---------- Given data
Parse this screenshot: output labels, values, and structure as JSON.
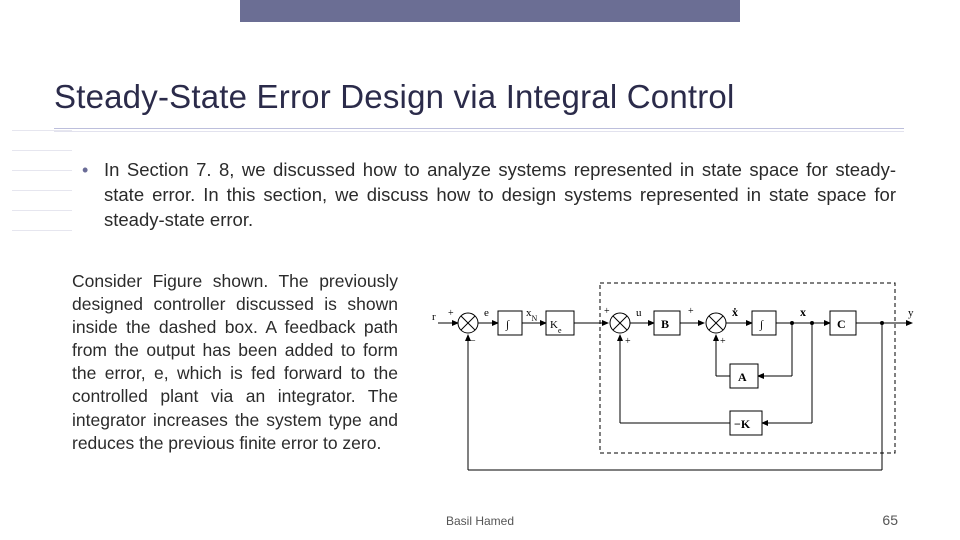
{
  "title": "Steady-State Error Design via Integral Control",
  "bullet": "In Section 7. 8, we discussed how to analyze systems represented in state space for steady-state error. In this section, we discuss how to design systems represented in state space for steady-state error.",
  "body": "Consider Figure shown. The previously designed controller discussed is shown inside the dashed box. A feedback path from the output has been added to form the error, e, which is fed forward to the controlled plant via an integrator. The integrator increases the system type and reduces the previous finite error to zero.",
  "diagram": {
    "input": "r",
    "error": "e",
    "int1": "∫",
    "xN": "x_N",
    "Ke": "K_e",
    "sum2": "u",
    "B": "B",
    "xdot": "ẋ",
    "int2": "∫",
    "x": "x",
    "C": "C",
    "y": "y",
    "A": "A",
    "K": "−K",
    "plus": "+",
    "minus": "−"
  },
  "footer": {
    "author": "Basil Hamed",
    "page": "65"
  }
}
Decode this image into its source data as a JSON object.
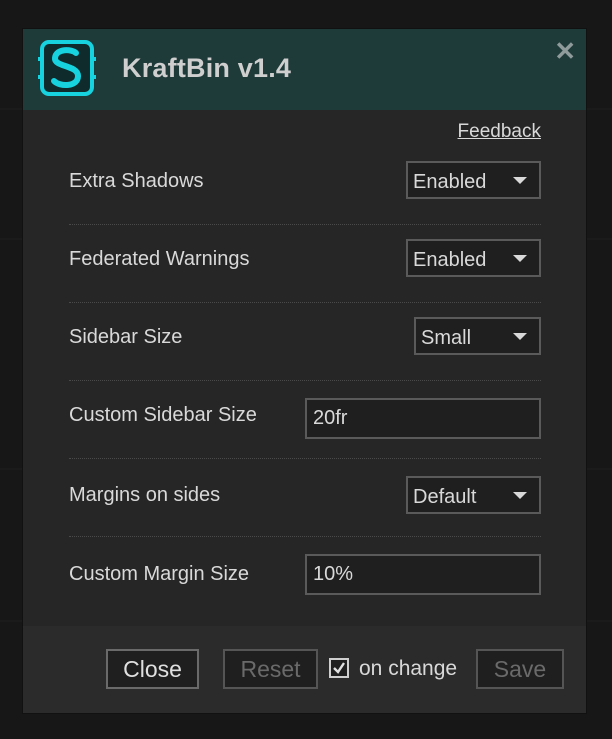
{
  "dialog": {
    "title": "KraftBin v1.4",
    "logo_letter": "S",
    "accent": "#17d3e0",
    "close_glyph": "✕",
    "feedback_label": "Feedback"
  },
  "settings": {
    "extra_shadows": {
      "label": "Extra Shadows",
      "value": "Enabled"
    },
    "federated_warnings": {
      "label": "Federated Warnings",
      "value": "Enabled"
    },
    "sidebar_size": {
      "label": "Sidebar Size",
      "value": "Small"
    },
    "custom_sidebar_size": {
      "label": "Custom Sidebar Size",
      "value": "20fr"
    },
    "margins_on_sides": {
      "label": "Margins on sides",
      "value": "Default"
    },
    "custom_margin_size": {
      "label": "Custom Margin Size",
      "value": "10%"
    }
  },
  "footer": {
    "close_label": "Close",
    "reset_label": "Reset",
    "on_change_label": "on change",
    "on_change_checked": true,
    "save_label": "Save"
  }
}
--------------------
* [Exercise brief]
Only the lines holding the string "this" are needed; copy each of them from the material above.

* [Answer area]
Parse this screenshot: output labels, values, and structure as JSON.
  "bullet": "In Section 7. 8, we discussed how to analyze systems represented in state space for steady-state error. In this section, we discuss how to design systems represented in state space for steady-state error.",
Decode this image into its source data as a JSON object.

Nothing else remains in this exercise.